Dataset rows describing interfaces
════════════════════

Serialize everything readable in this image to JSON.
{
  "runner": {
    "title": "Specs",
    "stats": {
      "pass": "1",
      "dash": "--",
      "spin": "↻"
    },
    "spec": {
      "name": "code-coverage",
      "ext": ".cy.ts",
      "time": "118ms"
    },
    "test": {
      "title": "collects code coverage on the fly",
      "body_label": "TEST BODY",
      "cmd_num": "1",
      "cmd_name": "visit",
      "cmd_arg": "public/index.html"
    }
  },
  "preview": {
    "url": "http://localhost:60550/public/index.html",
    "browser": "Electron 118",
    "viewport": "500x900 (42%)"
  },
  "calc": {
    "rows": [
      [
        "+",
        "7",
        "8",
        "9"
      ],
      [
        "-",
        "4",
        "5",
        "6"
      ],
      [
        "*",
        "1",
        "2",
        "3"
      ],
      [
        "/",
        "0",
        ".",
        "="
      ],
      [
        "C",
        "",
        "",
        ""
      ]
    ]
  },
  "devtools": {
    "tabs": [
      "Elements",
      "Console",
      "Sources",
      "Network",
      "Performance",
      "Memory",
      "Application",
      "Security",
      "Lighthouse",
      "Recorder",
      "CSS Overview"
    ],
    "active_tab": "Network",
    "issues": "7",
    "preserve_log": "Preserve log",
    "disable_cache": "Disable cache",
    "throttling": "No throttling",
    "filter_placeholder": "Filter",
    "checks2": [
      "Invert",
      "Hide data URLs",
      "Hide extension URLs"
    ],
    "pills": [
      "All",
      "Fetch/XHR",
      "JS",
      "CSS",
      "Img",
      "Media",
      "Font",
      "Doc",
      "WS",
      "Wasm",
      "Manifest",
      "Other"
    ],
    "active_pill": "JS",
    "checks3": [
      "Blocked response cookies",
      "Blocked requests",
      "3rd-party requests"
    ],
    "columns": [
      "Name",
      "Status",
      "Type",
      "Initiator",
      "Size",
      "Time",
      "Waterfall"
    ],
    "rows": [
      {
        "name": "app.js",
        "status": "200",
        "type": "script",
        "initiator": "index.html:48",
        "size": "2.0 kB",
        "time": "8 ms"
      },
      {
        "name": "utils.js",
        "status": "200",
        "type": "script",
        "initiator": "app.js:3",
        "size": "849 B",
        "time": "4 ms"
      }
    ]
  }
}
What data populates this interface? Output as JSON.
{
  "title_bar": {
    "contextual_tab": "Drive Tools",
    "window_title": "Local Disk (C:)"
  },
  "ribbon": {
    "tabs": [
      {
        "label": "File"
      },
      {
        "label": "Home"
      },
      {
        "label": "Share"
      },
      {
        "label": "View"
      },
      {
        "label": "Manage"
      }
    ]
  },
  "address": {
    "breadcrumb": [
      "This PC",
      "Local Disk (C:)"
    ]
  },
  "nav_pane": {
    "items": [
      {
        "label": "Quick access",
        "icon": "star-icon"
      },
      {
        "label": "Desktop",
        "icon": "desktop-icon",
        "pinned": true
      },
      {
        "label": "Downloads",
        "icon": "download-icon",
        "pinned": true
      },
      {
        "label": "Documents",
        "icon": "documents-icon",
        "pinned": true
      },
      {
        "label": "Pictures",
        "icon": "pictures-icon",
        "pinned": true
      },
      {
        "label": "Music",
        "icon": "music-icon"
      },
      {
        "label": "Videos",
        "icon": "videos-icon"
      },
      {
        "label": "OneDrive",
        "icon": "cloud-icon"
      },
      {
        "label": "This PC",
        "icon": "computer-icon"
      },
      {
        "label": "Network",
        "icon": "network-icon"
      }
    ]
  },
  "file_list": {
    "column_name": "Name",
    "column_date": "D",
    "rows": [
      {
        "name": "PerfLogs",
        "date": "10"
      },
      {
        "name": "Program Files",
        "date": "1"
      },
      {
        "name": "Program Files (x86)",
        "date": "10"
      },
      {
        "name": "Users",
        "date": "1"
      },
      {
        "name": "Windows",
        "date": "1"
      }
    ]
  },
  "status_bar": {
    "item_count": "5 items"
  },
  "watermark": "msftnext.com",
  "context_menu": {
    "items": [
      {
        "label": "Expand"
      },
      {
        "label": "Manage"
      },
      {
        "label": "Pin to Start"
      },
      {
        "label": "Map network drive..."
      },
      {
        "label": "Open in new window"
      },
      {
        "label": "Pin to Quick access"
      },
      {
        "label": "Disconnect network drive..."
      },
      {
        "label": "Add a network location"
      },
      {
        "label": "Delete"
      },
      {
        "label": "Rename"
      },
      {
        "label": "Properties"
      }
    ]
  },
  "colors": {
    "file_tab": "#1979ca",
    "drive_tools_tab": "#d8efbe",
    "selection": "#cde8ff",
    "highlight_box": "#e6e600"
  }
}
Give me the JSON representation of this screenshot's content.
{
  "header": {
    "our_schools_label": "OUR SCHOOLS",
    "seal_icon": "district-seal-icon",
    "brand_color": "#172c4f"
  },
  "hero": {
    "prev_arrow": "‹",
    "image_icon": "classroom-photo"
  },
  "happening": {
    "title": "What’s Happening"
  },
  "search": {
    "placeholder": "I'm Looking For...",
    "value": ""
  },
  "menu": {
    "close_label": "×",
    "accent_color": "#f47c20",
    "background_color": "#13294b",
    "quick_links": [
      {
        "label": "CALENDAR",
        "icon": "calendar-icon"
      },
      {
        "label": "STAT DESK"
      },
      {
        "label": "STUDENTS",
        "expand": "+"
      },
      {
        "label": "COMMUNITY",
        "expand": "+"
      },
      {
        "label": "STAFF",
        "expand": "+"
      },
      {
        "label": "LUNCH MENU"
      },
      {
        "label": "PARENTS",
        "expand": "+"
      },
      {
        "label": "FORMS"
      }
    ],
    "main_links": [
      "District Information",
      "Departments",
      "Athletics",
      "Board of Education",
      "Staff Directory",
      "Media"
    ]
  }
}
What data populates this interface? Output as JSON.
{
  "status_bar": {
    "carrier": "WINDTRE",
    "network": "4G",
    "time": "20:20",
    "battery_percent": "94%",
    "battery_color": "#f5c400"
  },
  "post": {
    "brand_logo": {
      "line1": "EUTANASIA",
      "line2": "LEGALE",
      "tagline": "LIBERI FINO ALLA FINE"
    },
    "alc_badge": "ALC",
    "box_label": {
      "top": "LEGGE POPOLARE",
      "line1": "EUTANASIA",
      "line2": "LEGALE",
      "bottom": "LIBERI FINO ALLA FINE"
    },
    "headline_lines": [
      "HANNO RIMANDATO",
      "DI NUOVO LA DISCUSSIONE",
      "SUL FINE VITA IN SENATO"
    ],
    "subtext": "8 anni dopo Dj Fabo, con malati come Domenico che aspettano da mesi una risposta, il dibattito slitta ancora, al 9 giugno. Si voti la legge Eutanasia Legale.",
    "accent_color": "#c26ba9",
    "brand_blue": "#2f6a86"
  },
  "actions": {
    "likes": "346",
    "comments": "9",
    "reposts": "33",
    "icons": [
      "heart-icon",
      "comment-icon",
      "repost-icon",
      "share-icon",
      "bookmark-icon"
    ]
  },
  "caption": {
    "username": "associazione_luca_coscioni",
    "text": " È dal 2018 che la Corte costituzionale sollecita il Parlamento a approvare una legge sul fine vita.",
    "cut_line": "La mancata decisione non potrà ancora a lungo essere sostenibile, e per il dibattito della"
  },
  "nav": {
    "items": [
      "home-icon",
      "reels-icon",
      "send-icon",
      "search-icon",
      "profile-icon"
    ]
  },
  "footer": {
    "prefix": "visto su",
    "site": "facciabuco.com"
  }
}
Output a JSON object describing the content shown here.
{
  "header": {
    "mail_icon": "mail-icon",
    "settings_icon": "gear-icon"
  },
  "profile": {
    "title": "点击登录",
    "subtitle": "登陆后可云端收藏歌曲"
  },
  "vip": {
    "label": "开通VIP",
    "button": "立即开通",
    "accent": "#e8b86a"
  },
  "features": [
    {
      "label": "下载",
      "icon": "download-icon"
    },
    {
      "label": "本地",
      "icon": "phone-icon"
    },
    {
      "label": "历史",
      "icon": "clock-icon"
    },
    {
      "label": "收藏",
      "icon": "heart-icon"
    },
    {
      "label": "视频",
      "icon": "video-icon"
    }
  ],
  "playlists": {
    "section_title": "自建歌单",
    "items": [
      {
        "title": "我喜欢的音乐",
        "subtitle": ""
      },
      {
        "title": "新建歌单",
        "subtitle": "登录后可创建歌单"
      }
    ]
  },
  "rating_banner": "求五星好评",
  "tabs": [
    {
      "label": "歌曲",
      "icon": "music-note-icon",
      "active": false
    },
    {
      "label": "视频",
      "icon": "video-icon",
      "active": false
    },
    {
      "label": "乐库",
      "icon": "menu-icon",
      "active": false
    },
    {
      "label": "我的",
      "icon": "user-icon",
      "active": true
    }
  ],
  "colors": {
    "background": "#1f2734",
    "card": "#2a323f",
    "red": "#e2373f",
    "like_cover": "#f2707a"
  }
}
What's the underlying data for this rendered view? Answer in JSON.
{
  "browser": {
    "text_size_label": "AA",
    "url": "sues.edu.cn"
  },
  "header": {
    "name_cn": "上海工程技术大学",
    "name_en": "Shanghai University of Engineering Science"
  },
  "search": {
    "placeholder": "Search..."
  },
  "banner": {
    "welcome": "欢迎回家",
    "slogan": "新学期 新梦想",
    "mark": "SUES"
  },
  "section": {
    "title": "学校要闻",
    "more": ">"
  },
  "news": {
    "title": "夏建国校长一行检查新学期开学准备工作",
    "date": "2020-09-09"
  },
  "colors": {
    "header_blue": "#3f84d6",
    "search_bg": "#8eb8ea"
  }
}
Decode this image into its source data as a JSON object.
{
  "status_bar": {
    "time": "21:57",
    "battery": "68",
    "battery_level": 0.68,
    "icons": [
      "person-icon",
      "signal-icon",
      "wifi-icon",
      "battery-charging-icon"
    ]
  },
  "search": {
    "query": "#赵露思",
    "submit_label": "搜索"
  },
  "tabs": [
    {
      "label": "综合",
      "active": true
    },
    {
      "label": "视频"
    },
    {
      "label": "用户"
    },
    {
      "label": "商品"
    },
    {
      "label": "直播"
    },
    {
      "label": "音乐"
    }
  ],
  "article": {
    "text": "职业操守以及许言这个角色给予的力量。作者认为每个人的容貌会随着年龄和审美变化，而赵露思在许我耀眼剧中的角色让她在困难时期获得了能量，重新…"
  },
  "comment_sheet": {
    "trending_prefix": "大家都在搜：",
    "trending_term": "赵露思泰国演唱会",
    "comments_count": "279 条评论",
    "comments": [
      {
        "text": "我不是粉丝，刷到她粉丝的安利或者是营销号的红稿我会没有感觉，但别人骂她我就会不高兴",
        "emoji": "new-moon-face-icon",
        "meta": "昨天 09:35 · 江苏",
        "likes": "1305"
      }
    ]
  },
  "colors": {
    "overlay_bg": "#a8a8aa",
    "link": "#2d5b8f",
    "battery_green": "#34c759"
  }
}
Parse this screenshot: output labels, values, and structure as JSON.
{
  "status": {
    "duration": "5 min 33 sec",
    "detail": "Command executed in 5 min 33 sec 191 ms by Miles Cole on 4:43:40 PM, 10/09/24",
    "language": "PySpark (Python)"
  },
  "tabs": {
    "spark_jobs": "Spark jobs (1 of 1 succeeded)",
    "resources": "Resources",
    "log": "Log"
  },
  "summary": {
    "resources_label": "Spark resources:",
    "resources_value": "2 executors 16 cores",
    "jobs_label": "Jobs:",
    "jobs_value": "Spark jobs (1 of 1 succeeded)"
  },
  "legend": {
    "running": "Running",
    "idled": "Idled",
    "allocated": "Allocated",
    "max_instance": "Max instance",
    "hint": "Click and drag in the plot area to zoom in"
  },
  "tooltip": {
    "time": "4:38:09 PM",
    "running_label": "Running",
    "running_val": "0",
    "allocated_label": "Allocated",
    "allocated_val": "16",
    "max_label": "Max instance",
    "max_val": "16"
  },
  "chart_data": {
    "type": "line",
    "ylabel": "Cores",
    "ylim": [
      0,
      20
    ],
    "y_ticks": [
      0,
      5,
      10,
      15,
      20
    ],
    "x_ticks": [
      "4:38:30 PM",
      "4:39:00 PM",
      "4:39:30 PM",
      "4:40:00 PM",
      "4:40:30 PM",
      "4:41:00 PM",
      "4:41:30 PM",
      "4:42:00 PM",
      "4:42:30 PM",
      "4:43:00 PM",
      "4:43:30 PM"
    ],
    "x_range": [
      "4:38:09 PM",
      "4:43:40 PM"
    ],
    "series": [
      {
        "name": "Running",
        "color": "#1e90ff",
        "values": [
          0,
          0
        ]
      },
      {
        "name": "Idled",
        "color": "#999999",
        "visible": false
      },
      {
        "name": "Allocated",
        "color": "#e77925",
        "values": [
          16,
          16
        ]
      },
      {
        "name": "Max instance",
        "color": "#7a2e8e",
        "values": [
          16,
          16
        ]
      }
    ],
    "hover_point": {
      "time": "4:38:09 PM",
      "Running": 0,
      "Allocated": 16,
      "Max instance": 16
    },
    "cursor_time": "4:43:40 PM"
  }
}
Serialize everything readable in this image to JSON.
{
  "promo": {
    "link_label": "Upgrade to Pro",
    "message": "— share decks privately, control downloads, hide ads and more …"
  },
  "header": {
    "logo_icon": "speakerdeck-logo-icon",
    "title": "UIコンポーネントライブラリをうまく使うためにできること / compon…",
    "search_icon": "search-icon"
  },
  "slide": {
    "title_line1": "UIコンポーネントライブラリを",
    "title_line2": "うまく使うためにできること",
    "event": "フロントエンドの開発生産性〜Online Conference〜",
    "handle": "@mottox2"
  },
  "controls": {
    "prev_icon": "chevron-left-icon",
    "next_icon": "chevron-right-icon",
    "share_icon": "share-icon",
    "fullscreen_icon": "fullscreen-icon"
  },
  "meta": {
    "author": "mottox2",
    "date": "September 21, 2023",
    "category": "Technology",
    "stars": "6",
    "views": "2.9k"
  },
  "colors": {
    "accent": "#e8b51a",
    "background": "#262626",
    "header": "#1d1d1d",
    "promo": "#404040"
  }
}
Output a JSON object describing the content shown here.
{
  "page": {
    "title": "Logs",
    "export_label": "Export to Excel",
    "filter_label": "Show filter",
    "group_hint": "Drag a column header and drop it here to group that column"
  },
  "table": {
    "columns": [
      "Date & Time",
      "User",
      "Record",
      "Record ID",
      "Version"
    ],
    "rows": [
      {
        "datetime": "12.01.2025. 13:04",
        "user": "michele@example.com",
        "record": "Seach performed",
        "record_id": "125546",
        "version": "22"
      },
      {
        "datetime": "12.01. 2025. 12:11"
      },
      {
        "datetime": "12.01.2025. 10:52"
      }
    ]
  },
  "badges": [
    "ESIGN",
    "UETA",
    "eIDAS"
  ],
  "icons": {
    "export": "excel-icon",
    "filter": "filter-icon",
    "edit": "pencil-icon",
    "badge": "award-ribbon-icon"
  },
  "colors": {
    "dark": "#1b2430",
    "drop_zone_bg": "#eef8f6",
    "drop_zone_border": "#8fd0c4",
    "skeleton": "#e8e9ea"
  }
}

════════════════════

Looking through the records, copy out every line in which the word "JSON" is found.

Serialize everything readable in this image to JSON.
What data populates this interface? Output as JSON.
Give me the JSON representation of this screenshot's content.
What data populates this interface? Output as JSON.
Output a JSON object describing the content shown here.
What's the underlying data for this rendered view? Answer in JSON.
Decode this image into its source data as a JSON object.
Parse this screenshot: output labels, values, and structure as JSON.
Serialize everything readable in this image to JSON.
Output a JSON object describing the content shown here.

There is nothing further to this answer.